About this exercise: Your task is to repeat the data exactly, every line of it.

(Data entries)
====================
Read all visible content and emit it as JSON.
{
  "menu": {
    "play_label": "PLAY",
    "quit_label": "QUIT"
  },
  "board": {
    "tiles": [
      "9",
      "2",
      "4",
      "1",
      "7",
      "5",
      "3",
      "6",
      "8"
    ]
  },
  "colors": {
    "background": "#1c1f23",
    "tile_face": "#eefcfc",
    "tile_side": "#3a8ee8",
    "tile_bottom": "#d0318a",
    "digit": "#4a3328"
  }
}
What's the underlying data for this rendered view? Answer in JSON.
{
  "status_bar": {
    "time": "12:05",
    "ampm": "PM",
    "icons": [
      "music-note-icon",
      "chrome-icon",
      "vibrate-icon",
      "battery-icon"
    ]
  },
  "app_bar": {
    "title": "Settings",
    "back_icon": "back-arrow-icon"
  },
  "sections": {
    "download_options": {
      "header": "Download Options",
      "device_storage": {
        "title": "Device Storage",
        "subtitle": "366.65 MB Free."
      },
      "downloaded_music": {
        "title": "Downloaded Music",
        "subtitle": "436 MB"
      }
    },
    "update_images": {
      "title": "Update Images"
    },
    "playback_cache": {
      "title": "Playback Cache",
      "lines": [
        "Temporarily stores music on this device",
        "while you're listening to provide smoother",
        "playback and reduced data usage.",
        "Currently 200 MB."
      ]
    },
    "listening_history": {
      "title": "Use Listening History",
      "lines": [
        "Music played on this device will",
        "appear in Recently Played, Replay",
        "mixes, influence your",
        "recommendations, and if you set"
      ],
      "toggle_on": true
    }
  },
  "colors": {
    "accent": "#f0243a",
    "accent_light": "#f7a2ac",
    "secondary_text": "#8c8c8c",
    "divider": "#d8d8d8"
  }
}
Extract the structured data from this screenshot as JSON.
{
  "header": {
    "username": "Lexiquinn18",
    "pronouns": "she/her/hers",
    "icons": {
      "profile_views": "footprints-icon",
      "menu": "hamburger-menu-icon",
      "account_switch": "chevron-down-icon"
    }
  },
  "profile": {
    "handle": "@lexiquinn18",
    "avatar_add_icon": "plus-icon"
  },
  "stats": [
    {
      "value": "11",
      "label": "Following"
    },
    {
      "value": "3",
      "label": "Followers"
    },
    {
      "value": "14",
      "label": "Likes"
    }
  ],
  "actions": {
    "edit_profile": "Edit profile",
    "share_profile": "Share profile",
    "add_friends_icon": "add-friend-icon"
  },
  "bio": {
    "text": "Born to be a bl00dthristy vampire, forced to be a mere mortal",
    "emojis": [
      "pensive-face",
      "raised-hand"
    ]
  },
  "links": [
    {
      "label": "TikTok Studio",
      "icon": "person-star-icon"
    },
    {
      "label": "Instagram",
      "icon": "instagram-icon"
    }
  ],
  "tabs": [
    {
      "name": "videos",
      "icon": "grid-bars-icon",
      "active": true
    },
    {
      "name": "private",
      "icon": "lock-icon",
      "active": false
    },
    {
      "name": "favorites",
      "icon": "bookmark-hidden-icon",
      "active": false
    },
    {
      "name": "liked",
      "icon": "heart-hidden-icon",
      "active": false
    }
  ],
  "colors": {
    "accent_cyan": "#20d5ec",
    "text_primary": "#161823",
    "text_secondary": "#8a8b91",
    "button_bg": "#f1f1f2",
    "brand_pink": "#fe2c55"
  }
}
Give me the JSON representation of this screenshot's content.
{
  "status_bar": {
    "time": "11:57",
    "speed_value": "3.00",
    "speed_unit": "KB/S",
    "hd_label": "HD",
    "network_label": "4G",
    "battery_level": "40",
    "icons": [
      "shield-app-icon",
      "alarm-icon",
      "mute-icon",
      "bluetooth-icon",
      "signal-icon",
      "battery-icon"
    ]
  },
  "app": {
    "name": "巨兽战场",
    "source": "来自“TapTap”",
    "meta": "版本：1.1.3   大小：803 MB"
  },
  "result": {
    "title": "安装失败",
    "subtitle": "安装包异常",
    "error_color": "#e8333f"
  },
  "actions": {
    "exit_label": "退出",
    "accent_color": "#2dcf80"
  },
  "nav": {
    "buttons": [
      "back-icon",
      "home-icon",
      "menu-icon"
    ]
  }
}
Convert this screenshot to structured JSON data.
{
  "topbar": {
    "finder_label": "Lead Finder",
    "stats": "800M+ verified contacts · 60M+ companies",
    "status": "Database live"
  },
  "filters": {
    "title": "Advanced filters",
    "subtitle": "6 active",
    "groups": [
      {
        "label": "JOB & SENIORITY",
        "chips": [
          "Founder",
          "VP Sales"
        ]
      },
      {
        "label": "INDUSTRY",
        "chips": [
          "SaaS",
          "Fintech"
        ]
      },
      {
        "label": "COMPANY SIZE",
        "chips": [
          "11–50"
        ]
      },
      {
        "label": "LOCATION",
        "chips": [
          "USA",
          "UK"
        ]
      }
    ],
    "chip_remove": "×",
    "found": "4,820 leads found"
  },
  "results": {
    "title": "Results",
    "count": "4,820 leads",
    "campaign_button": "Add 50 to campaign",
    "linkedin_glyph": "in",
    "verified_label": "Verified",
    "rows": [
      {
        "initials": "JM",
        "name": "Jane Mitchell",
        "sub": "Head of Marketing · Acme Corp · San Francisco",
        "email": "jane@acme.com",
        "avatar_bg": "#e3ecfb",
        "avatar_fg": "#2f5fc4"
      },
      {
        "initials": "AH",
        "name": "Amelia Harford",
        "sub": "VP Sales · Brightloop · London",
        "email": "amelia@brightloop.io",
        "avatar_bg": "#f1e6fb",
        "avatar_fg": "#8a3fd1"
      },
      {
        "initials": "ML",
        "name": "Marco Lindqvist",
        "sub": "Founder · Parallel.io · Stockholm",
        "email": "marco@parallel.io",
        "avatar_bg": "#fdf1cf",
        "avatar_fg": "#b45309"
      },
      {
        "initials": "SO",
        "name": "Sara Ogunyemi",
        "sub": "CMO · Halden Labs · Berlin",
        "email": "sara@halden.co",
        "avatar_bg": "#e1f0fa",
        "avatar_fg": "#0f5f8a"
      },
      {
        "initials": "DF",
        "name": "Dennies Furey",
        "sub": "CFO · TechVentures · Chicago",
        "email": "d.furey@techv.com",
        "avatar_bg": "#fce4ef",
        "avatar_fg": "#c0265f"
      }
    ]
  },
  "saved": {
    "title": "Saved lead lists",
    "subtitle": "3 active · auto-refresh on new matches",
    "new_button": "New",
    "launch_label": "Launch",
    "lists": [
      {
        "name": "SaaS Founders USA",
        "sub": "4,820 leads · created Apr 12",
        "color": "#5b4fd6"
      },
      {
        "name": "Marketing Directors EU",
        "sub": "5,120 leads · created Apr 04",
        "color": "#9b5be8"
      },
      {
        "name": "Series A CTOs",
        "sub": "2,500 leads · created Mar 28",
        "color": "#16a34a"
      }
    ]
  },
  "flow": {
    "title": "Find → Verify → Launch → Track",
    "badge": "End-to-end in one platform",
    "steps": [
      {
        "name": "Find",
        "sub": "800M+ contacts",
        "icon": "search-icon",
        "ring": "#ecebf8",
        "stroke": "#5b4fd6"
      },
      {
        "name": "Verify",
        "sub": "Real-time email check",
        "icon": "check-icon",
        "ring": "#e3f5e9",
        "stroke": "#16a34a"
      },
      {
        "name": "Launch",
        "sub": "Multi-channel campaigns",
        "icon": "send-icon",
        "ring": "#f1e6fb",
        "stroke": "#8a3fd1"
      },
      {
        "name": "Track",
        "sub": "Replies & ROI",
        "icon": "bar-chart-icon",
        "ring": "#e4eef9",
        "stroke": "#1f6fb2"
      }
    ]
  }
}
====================
Result:
Read all visible content and emit it as JSON.
{
  "menu": {
    "play_label": "PLAY",
    "quit_label": "QUIT"
  },
  "board": {
    "tiles": [
      "9",
      "2",
      "4",
      "1",
      "7",
      "5",
      "3",
      "6",
      "8"
    ]
  },
  "colors": {
    "background": "#1c1f23",
    "tile_face": "#eefcfc",
    "tile_side": "#3a8ee8",
    "tile_bottom": "#d0318a",
    "digit": "#4a3328"
  }
}
What's the underlying data for this rendered view? Answer in JSON.
{
  "status_bar": {
    "time": "12:05",
    "ampm": "PM",
    "icons": [
      "music-note-icon",
      "chrome-icon",
      "vibrate-icon",
      "battery-icon"
    ]
  },
  "app_bar": {
    "title": "Settings",
    "back_icon": "back-arrow-icon"
  },
  "sections": {
    "download_options": {
      "header": "Download Options",
      "device_storage": {
        "title": "Device Storage",
        "subtitle": "366.65 MB Free."
      },
      "downloaded_music": {
        "title": "Downloaded Music",
        "subtitle": "436 MB"
      }
    },
    "update_images": {
      "title": "Update Images"
    },
    "playback_cache": {
      "title": "Playback Cache",
      "lines": [
        "Temporarily stores music on this device",
        "while you're listening to provide smoother",
        "playback and reduced data usage.",
        "Currently 200 MB."
      ]
    },
    "listening_history": {
      "title": "Use Listening History",
      "lines": [
        "Music played on this device will",
        "appear in Recently Played, Replay",
        "mixes, influence your",
        "recommendations, and if you set"
      ],
      "toggle_on": true
    }
  },
  "colors": {
    "accent": "#f0243a",
    "accent_light": "#f7a2ac",
    "secondary_text": "#8c8c8c",
    "divider": "#d8d8d8"
  }
}
Extract the structured data from this screenshot as JSON.
{
  "header": {
    "username": "Lexiquinn18",
    "pronouns": "she/her/hers",
    "icons": {
      "profile_views": "footprints-icon",
      "menu": "hamburger-menu-icon",
      "account_switch": "chevron-down-icon"
    }
  },
  "profile": {
    "handle": "@lexiquinn18",
    "avatar_add_icon": "plus-icon"
  },
  "stats": [
    {
      "value": "11",
      "label": "Following"
    },
    {
      "value": "3",
      "label": "Followers"
    },
    {
      "value": "14",
      "label": "Likes"
    }
  ],
  "actions": {
    "edit_profile": "Edit profile",
    "share_profile": "Share profile",
    "add_friends_icon": "add-friend-icon"
  },
  "bio": {
    "text": "Born to be a bl00dthristy vampire, forced to be a mere mortal",
    "emojis": [
      "pensive-face",
      "raised-hand"
    ]
  },
  "links": [
    {
      "label": "TikTok Studio",
      "icon": "person-star-icon"
    },
    {
      "label": "Instagram",
      "icon": "instagram-icon"
    }
  ],
  "tabs": [
    {
      "name": "videos",
      "icon": "grid-bars-icon",
      "active": true
    },
    {
      "name": "private",
      "icon": "lock-icon",
      "active": false
    },
    {
      "name": "favorites",
      "icon": "bookmark-hidden-icon",
      "active": false
    },
    {
      "name": "liked",
      "icon": "heart-hidden-icon",
      "active": false
    }
  ],
  "colors": {
    "accent_cyan": "#20d5ec",
    "text_primary": "#161823",
    "text_secondary": "#8a8b91",
    "button_bg": "#f1f1f2",
    "brand_pink": "#fe2c55"
  }
}
Give me the JSON representation of this screenshot's content.
{
  "status_bar": {
    "time": "11:57",
    "speed_value": "3.00",
    "speed_unit": "KB/S",
    "hd_label": "HD",
    "network_label": "4G",
    "battery_level": "40",
    "icons": [
      "shield-app-icon",
      "alarm-icon",
      "mute-icon",
      "bluetooth-icon",
      "signal-icon",
      "battery-icon"
    ]
  },
  "app": {
    "name": "巨兽战场",
    "source": "来自“TapTap”",
    "meta": "版本：1.1.3   大小：803 MB"
  },
  "result": {
    "title": "安装失败",
    "subtitle": "安装包异常",
    "error_color": "#e8333f"
  },
  "actions": {
    "exit_label": "退出",
    "accent_color": "#2dcf80"
  },
  "nav": {
    "buttons": [
      "back-icon",
      "home-icon",
      "menu-icon"
    ]
  }
}
Convert this screenshot to structured JSON data.
{
  "topbar": {
    "finder_label": "Lead Finder",
    "stats": "800M+ verified contacts · 60M+ companies",
    "status": "Database live"
  },
  "filters": {
    "title": "Advanced filters",
    "subtitle": "6 active",
    "groups": [
      {
        "label": "JOB & SENIORITY",
        "chips": [
          "Founder",
          "VP Sales"
        ]
      },
      {
        "label": "INDUSTRY",
        "chips": [
          "SaaS",
          "Fintech"
        ]
      },
      {
        "label": "COMPANY SIZE",
        "chips": [
          "11–50"
        ]
      },
      {
        "label": "LOCATION",
        "chips": [
          "USA",
          "UK"
        ]
      }
    ],
    "chip_remove": "×",
    "found": "4,820 leads found"
  },
  "results": {
    "title": "Results",
    "count": "4,820 leads",
    "campaign_button": "Add 50 to campaign",
    "linkedin_glyph": "in",
    "verified_label": "Verified",
    "rows": [
      {
        "initials": "JM",
        "name": "Jane Mitchell",
        "sub": "Head of Marketing · Acme Corp · San Francisco",
        "email": "jane@acme.com",
        "avatar_bg": "#e3ecfb",
        "avatar_fg": "#2f5fc4"
      },
      {
        "initials": "AH",
        "name": "Amelia Harford",
        "sub": "VP Sales · Brightloop · London",
        "email": "amelia@brightloop.io",
        "avatar_bg": "#f1e6fb",
        "avatar_fg": "#8a3fd1"
      },
      {
        "initials": "ML",
        "name": "Marco Lindqvist",
        "sub": "Founder · Parallel.io · Stockholm",
        "email": "marco@parallel.io",
        "avatar_bg": "#fdf1cf",
        "avatar_fg": "#b45309"
      },
      {
        "initials": "SO",
        "name": "Sara Ogunyemi",
        "sub": "CMO · Halden Labs · Berlin",
        "email": "sara@halden.co",
        "avatar_bg": "#e1f0fa",
        "avatar_fg": "#0f5f8a"
      },
      {
        "initials": "DF",
        "name": "Dennies Furey",
        "sub": "CFO · TechVentures · Chicago",
        "email": "d.furey@techv.com",
        "avatar_bg": "#fce4ef",
        "avatar_fg": "#c0265f"
      }
    ]
  },
  "saved": {
    "title": "Saved lead lists",
    "subtitle": "3 active · auto-refresh on new matches",
    "new_button": "New",
    "launch_label": "Launch",
    "lists": [
      {
        "name": "SaaS Founders USA",
        "sub": "4,820 leads · created Apr 12",
        "color": "#5b4fd6"
      },
      {
        "name": "Marketing Directors EU",
        "sub": "5,120 leads · created Apr 04",
        "color": "#9b5be8"
      },
      {
        "name": "Series A CTOs",
        "sub": "2,500 leads · created Mar 28",
        "color": "#16a34a"
      }
    ]
  },
  "flow": {
    "title": "Find → Verify → Launch → Track",
    "badge": "End-to-end in one platform",
    "steps": [
      {
        "name": "Find",
        "sub": "800M+ contacts",
        "icon": "search-icon",
        "ring": "#ecebf8",
        "stroke": "#5b4fd6"
      },
      {
        "name": "Verify",
        "sub": "Real-time email check",
        "icon": "check-icon",
        "ring": "#e3f5e9",
        "stroke": "#16a34a"
      },
      {
        "name": "Launch",
        "sub": "Multi-channel campaigns",
        "icon": "send-icon",
        "ring": "#f1e6fb",
        "stroke": "#8a3fd1"
      },
      {
        "name": "Track",
        "sub": "Replies & ROI",
        "icon": "bar-chart-icon",
        "ring": "#e4eef9",
        "stroke": "#1f6fb2"
      }
    ]
  }
}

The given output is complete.